One of the primary reasons why prices change is supply and demand. When there is a large increase in demand for products, such as gasoline during the summer months in the northern hemisphere, for example, it can result in a spike in the price of that commodity.
Another reason why commodity prices change is due to weather. Winters can be cold, which can result in an increase in the demand for natural gas. Aside from weather, there are other factors that could cause prices to rise.
For example, there may be a shortage of certain commodities due to droughts or supply chain disruptions. These factors can add a lot of volatility to a headline CPI number.
Assets with adjustable cash flows
Inflation is a factor that is widely considered important when making investment decisions. It affects both the cost of expenses and product prices. Moreover, it may alter the way companies distribute profits.
Assets that are flexible in cash flows may help mitigate the risk of inflation. In particular, real estate and energy-related commodities have historically offered strong inflation hedges. However, not all stocks perform well during high inflation periods.
Historically, fixed income assets have tended to perform poorly during periods of rising inflation. This is because the purchasing power of these assets degrades over time.
As a result, it is critical to evaluate the impact of inflation on all investment strategies. Investors should consider the implications of higher inflation on portfolio performance and determine if changes to their investment strategy are necessary.
The most common indicator of inflation is the Consumer Price Index. This index tracks the overall cost of retail goods over time.
Inflation is one of the most feared words in the investment world, but investing and inflation are not mutually exclusive. In fact, some investments are more profitable in an inflated economy.
One of the best ways to hedge against inflation is to diversify your portfolio. A well diversified portfolio includes a mix of assets from different markets, sectors, and currencies. Whether you’re considering investing in real estate, bonds, or stocks, make sure to diversify your holdings.
The most important benefit of diversification is a reduction in overall risk. While it’s not possible to completely protect yourself against a downturn in the market, a well diversified portfolio can help minimize the impact of volatility.
Another way to improve the diversification of your portfolio is to invest in alternative assets. These include real estate, gold, and other commodities. Historically, alternative assets have produced higher risk-adjusted returns than conventional investments.
A good way to get started with diversification is to consider investing in broad market indices. This allows you to spread your risk across hundreds of companies. You may also want to consider diversifying geographically. For example, if you’re looking for an insurance plan, you might consider an insurance company that invests in a wide range of international markets.
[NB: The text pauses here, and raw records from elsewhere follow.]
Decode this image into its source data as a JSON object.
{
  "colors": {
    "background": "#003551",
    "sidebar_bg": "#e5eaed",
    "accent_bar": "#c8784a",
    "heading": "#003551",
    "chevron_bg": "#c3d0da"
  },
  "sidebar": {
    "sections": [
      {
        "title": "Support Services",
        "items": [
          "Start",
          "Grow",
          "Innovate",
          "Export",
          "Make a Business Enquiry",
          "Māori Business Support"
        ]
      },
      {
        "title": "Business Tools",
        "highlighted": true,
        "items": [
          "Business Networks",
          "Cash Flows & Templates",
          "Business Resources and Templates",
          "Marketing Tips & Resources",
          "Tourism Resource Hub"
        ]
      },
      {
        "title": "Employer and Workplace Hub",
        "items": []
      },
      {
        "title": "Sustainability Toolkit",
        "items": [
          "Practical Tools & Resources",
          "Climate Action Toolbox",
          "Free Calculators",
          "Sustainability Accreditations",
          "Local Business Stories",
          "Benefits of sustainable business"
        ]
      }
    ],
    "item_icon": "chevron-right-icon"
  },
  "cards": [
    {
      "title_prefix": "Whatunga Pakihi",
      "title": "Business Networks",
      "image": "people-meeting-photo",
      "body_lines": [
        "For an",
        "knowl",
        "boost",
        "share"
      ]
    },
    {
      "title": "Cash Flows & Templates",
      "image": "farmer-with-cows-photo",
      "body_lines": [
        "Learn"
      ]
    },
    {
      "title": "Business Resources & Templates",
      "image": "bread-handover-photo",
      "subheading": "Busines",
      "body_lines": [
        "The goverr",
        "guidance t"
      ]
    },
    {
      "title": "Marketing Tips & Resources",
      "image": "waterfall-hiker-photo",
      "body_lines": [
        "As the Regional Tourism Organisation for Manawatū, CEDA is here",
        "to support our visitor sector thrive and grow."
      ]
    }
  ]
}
Cost-push inflation occurs when the cost of producing goods and services increases. There are a variety of causes for this type of inflation. These include a rise in the price of raw materials, wages, or labor. It can also be caused by a decrease in the supply of these commodities.
Cost-push inflation is a form of inflation that affects the entire economy. When demand remains stable, the prices of goods will be stable. This is because companies want to make a profit. They are not willing to produce more products at a higher price.
While cost-push inflation can have positive effects on the economy, it can also have negative consequences. Businesses may not be able to afford to invest or borrow money at a time when there is high inflation. Alternatively, companies may be forced to raise prices to recoup losses.
The most obvious driver for cost-push inflation is a change in the demand for goods. If there is a decline in real GDP, then there is a reduction in the demand for goods and services. That, in turn, causes an increase in the prices of these goods.